§ **GIVEN RECORDS**:
= = = = = = =
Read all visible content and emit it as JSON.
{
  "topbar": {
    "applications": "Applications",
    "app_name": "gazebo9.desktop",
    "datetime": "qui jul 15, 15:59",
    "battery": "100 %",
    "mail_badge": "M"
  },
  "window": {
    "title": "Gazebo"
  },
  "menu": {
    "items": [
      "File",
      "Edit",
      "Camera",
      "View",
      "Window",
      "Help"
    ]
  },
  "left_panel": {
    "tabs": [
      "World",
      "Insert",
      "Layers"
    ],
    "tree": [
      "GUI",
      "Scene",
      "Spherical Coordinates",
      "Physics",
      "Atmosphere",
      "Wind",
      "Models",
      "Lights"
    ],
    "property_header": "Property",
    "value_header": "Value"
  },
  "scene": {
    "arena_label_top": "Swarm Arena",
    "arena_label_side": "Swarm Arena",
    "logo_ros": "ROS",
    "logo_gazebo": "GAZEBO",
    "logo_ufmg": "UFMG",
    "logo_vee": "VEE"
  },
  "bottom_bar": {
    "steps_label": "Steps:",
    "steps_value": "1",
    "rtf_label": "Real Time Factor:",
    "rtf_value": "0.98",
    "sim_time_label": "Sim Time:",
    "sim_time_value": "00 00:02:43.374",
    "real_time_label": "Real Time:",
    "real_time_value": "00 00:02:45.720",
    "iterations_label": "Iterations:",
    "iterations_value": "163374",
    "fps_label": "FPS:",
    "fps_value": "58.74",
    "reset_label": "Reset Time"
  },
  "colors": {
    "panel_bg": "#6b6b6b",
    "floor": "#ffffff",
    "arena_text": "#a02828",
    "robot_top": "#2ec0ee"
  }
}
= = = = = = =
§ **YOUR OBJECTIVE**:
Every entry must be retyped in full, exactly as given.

§ **OUTPUT FOR THIS TASK**:
Read all visible content and emit it as JSON.
{
  "topbar": {
    "applications": "Applications",
    "app_name": "gazebo9.desktop",
    "datetime": "qui jul 15, 15:59",
    "battery": "100 %",
    "mail_badge": "M"
  },
  "window": {
    "title": "Gazebo"
  },
  "menu": {
    "items": [
      "File",
      "Edit",
      "Camera",
      "View",
      "Window",
      "Help"
    ]
  },
  "left_panel": {
    "tabs": [
      "World",
      "Insert",
      "Layers"
    ],
    "tree": [
      "GUI",
      "Scene",
      "Spherical Coordinates",
      "Physics",
      "Atmosphere",
      "Wind",
      "Models",
      "Lights"
    ],
    "property_header": "Property",
    "value_header": "Value"
  },
  "scene": {
    "arena_label_top": "Swarm Arena",
    "arena_label_side": "Swarm Arena",
    "logo_ros": "ROS",
    "logo_gazebo": "GAZEBO",
    "logo_ufmg": "UFMG",
    "logo_vee": "VEE"
  },
  "bottom_bar": {
    "steps_label": "Steps:",
    "steps_value": "1",
    "rtf_label": "Real Time Factor:",
    "rtf_value": "0.98",
    "sim_time_label": "Sim Time:",
    "sim_time_value": "00 00:02:43.374",
    "real_time_label": "Real Time:",
    "real_time_value": "00 00:02:45.720",
    "iterations_label": "Iterations:",
    "iterations_value": "163374",
    "fps_label": "FPS:",
    "fps_value": "58.74",
    "reset_label": "Reset Time"
  },
  "colors": {
    "panel_bg": "#6b6b6b",
    "floor": "#ffffff",
    "arena_text": "#a02828",
    "robot_top": "#2ec0ee"
  }
}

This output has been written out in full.